Jennifer Lambe (PhD, Yale University; AB, Brown University) is an Assistant Professor of Latin American and Caribbean history. Her book, Madhouse: Psychiatry and Politics in Cuban History, was recently published with the University of North Carolina Press (2017). Madhouse traces the history of mental illness and mental healing in Cuba through the Mazorra Mental Asylum, the only public psychiatric hospital in Cuba until the 1959 Revolution and a key site of political intervention and social reform.
Lambe's work, which has received support from the American Council of Learned Societies, the Andrew W. Mellon Foundation, the Coordinating Council for Women in History, and the Cuban Heritage Collection, explores the intersection between political history, intellectual history, and popular culture. She is currently working on new projects related to 1. leisure time in revolutionary Cuba and 2. the transnational history of psychiatric dehospitalization. She is also co-editor of a volume, New Histories of the Cuban Revolution, under contract with Duke University Press.

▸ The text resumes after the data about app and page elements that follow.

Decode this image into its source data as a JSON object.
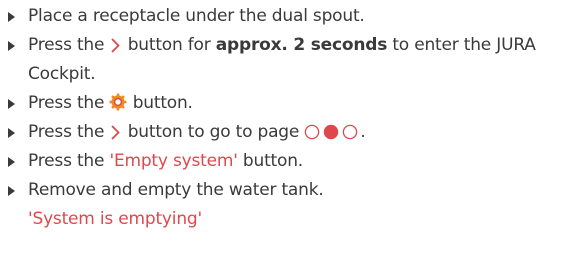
{
  "steps": [
    {
      "text": "Place a receptacle under the dual spout."
    },
    {
      "prefix": "Press the",
      "suffix_before_bold": "button for",
      "bold": "approx. 2 seconds",
      "suffix": "to enter the JURA Cockpit."
    },
    {
      "prefix": "Press the",
      "suffix": "button."
    },
    {
      "prefix": "Press the",
      "suffix": "button to go to page"
    },
    {
      "prefix": "Press the",
      "highlight": "'Empty system'",
      "suffix": "button."
    },
    {
      "text": "Remove and empty the water tank."
    }
  ],
  "result_text": "'System is emptying'",
  "icons": {
    "next": "chevron-right-icon",
    "settings": "gear-icon",
    "page_indicator": "page-dots-icon"
  },
  "colors": {
    "text": "#3a3a3a",
    "accent": "#e0474c",
    "gear_outer": "#f08a1e",
    "gear_inner": "#e0474c"
  }
}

Lambe directs a digital humanities project entitled "Beyond the Sugar Curtain: Tracing Cuba-U.S. Connections since 1959." The initiative seeks to contribute to a new if fragile age of diplomatic normalization by exploring the past and present of travel and encounter between the two nations. Pushing beyond depictions of a "sugar curtain" or "emotional embargo," this project features spaces and moments of connection in the post-1959 period, including but not limited to those between the United States and Cuba.